** Material shown follows **

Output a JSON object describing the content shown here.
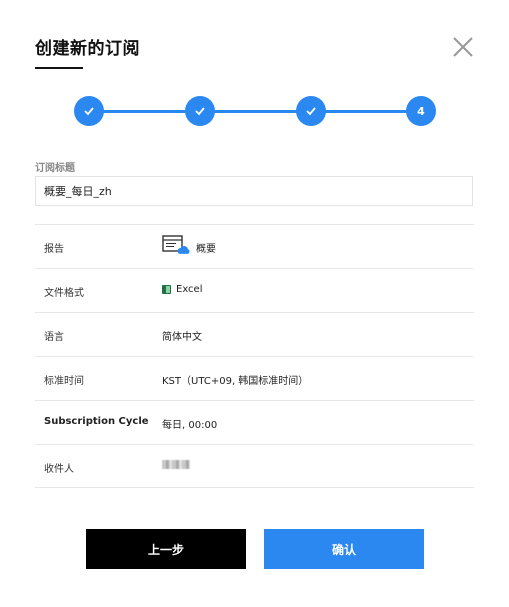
{
  "dialog": {
    "title": "创建新的订阅"
  },
  "stepper": {
    "steps": [
      {
        "state": "completed",
        "icon": "check-icon"
      },
      {
        "state": "completed",
        "icon": "check-icon"
      },
      {
        "state": "completed",
        "icon": "check-icon"
      },
      {
        "state": "current",
        "label": "4"
      }
    ],
    "accent_color": "#2a88f0"
  },
  "subscription_title": {
    "label": "订阅标题",
    "value": "概要_每日_zh"
  },
  "details": {
    "report_label": "报告",
    "report_value": "概要",
    "format_label": "文件格式",
    "format_value": "Excel",
    "language_label": "语言",
    "language_value": "简体中文",
    "timezone_label": "标准时间",
    "timezone_value": "KST（UTC+09, 韩国标准时间）",
    "cycle_label": "Subscription Cycle",
    "cycle_value": "每日, 00:00",
    "recipient_label": "收件人"
  },
  "buttons": {
    "prev_label": "上一步",
    "confirm_label": "确认"
  },
  "colors": {
    "primary": "#2a88f0",
    "dark": "#000000"
  }
}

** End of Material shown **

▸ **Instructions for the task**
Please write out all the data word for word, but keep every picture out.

▸ **Problem solution**
Output a JSON object describing the content shown here.
{
  "dialog": {
    "title": "创建新的订阅"
  },
  "stepper": {
    "steps": [
      {
        "state": "completed",
        "icon": "check-icon"
      },
      {
        "state": "completed",
        "icon": "check-icon"
      },
      {
        "state": "completed",
        "icon": "check-icon"
      },
      {
        "state": "current",
        "label": "4"
      }
    ],
    "accent_color": "#2a88f0"
  },
  "subscription_title": {
    "label": "订阅标题",
    "value": "概要_每日_zh"
  },
  "details": {
    "report_label": "报告",
    "report_value": "概要",
    "format_label": "文件格式",
    "format_value": "Excel",
    "language_label": "语言",
    "language_value": "简体中文",
    "timezone_label": "标准时间",
    "timezone_value": "KST（UTC+09, 韩国标准时间）",
    "cycle_label": "Subscription Cycle",
    "cycle_value": "每日, 00:00",
    "recipient_label": "收件人"
  },
  "buttons": {
    "prev_label": "上一步",
    "confirm_label": "确认"
  },
  "colors": {
    "primary": "#2a88f0",
    "dark": "#000000"
  }
}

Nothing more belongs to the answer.